1)Therapy Group Screening
Screening potential group members is an important step in forming an effective therapy group. Identifying ideal members is a multi-step process that often begins by examining the characteristics of potential group members. Characteristics to consider may include gender, presenting problem, personality style, level of insight, reasons for coming to group, willingness to participate, and interpersonal skills. For example, a therapy group for survivors of sexual assault might limit its membership to women who have been sexually assaulted.
Once group characteristics have been identified, the group leader determines how qualified clients will be selected and how the therapy group will be marketed. Will internal referrals be used, such as the leader’s own clients? Will other counselors, mental health professionals, and medical facilities be willing to promote the group? Will ads be placed on social websites? These are some of the factors that must be considered as part of the therapy group development process.

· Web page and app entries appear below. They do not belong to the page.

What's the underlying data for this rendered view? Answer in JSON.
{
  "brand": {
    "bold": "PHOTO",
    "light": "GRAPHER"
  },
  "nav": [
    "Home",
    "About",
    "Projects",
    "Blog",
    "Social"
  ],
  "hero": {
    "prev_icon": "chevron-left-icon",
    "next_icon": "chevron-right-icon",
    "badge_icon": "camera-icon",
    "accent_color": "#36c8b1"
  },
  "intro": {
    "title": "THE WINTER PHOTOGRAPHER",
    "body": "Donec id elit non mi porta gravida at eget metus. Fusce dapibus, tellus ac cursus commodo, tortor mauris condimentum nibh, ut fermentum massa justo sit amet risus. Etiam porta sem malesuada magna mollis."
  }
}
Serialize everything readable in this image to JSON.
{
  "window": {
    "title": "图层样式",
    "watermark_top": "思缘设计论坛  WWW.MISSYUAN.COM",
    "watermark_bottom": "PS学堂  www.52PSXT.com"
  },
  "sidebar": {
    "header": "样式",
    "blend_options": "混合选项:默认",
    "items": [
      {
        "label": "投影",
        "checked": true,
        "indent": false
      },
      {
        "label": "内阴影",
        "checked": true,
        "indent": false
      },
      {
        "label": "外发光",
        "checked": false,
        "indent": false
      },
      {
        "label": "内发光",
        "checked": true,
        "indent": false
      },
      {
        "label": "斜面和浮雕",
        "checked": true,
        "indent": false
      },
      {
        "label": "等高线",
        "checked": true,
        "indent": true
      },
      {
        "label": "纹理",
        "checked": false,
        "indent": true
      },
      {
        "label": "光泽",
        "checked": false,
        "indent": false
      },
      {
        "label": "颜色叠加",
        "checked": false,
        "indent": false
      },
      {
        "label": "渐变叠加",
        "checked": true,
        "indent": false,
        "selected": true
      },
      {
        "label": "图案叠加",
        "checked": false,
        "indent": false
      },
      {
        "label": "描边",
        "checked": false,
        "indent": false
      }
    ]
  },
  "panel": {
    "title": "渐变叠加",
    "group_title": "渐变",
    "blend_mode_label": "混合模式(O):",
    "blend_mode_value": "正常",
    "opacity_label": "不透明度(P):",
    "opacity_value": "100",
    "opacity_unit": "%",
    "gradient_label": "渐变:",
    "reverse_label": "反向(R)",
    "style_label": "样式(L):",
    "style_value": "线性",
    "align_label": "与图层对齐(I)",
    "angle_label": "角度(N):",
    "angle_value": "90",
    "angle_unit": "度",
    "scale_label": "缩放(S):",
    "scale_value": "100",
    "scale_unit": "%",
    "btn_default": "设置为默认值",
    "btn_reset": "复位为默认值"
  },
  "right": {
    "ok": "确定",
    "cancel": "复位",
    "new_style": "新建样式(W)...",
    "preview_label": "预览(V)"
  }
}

A screening interview is typically used to determine if the therapy group is a good fit for the potential client, and vice versa. When more than one therapy group leader is involved, it is best if all group leaders are present to meet with a prospective therapy group member. During this meeting, the group leader can inquire about why the person wants to be in the therapy group, their knowledge of group therapy, and their goals. A risk assessment can be conducted at this time to inquire about any past or current suicidal or homicidal thoughts/intent. Some screening for Axis II traits can also be conducted, as, often times, Axis II individuals are not effective members of a therapy group due to their inability to relate to others. The screening interview can conclude by going over rules for the therapy group, expectations, confidentiality, fees/insurance, and the signing of informed consent. Ideally, when potential clients are not accepted into a therapy group, the therapist should assist them by providing referrals for alternative therapy options. This process particularly applies to outpatient therapy groups. Inpatient or intensive outpatient therapy groups might have a different format and might be less likely to decline prospective members.
For this Discussion, review the media titled “Audio Therapist: Screening Potential Clients.” Evaluate the four potential clients. Consider which clients you might accept into a general therapy group and which you might not. Finally, think about how the clients’ characteristics align with your own strengths and weaknesses as a group therapy leader.
With these thoughts in mind:
a brief description of the clients you would select for your therapy group. Then explain why you did or did not select each client based on your strengths and weaknesses as a therapy group leader.
While there are various types of problematic behaviors, there are a few key roles that may be especially troublesome for a therapy group. Two examples include monopolists and silent clients. The monopolist is very self-oriented, dominates conversations, talks over others, and might even attempt to take over as group leader. At the other extreme, the silent client limits active participation and offers very little to the therapy group. As others in the therapy group open up and make themselves emotionally vulnerable, resentment towards the “silent” person who never says anything may develop.
For this Discussion, review the week’s Learning Resources. Select a problematic group role and consider how it might adversely impact a therapy group. In addition, consider how you might address such a problematic member if their behavior became disruptive.
With these thoughts in mind:
a brief description of the problematic group role you selected. Then, explain how the problematic group role might adversely impact a therapy group. Finally, explain one way you might address the problematic group role. Be specific